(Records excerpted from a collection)
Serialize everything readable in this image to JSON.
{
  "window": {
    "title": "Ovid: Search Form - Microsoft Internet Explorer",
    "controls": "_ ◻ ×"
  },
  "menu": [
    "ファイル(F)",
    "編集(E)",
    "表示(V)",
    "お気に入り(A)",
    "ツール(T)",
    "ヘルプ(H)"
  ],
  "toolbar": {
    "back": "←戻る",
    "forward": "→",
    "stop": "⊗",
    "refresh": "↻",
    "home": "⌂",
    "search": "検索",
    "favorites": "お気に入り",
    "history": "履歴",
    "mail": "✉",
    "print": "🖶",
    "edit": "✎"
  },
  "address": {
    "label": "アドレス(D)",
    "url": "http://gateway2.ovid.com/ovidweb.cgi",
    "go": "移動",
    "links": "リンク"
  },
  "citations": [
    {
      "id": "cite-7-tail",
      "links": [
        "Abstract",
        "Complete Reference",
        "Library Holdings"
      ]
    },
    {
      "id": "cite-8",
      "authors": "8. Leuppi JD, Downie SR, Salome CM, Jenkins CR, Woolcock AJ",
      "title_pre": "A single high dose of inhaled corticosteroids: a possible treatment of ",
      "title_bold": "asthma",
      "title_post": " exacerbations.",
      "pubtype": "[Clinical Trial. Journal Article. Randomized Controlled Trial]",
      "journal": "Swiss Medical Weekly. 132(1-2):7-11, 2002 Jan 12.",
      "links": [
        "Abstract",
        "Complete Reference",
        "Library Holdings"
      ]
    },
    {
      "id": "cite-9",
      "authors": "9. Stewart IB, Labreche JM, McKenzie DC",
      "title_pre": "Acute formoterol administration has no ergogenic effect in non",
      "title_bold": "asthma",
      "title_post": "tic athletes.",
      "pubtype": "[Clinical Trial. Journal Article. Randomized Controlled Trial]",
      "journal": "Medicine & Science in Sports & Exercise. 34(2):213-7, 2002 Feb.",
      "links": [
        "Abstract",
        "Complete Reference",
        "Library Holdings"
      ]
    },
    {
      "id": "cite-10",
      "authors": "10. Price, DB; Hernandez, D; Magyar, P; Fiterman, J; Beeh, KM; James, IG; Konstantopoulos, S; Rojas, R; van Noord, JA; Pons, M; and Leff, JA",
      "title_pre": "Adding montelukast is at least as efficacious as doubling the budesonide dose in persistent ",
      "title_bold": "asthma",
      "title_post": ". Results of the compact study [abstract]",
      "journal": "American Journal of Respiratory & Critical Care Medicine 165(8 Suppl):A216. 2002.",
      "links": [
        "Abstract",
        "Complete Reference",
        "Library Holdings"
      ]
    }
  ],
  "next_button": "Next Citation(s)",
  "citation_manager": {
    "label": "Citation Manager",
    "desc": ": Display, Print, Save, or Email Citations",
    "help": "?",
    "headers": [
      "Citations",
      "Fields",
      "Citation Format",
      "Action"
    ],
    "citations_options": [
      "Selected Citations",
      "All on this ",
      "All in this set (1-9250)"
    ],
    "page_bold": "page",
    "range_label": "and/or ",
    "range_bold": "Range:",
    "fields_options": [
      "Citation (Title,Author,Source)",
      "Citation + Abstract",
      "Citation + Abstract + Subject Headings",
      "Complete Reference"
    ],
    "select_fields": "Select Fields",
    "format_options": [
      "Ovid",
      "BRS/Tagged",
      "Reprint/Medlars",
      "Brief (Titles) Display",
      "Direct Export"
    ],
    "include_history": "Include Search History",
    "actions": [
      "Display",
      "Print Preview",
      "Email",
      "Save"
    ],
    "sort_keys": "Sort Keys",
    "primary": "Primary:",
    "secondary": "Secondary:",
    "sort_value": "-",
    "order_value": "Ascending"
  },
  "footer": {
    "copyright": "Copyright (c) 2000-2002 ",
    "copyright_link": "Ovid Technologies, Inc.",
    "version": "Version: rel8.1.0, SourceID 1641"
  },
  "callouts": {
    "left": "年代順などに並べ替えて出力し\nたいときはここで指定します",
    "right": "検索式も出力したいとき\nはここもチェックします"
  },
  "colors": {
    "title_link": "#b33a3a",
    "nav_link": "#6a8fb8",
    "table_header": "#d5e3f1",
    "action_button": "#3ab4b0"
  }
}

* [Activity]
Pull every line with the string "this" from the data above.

* [Exercise answer]
Serialize everything readable in this image to JSON.
      "All on this ",
      "All in this set (1-9250)"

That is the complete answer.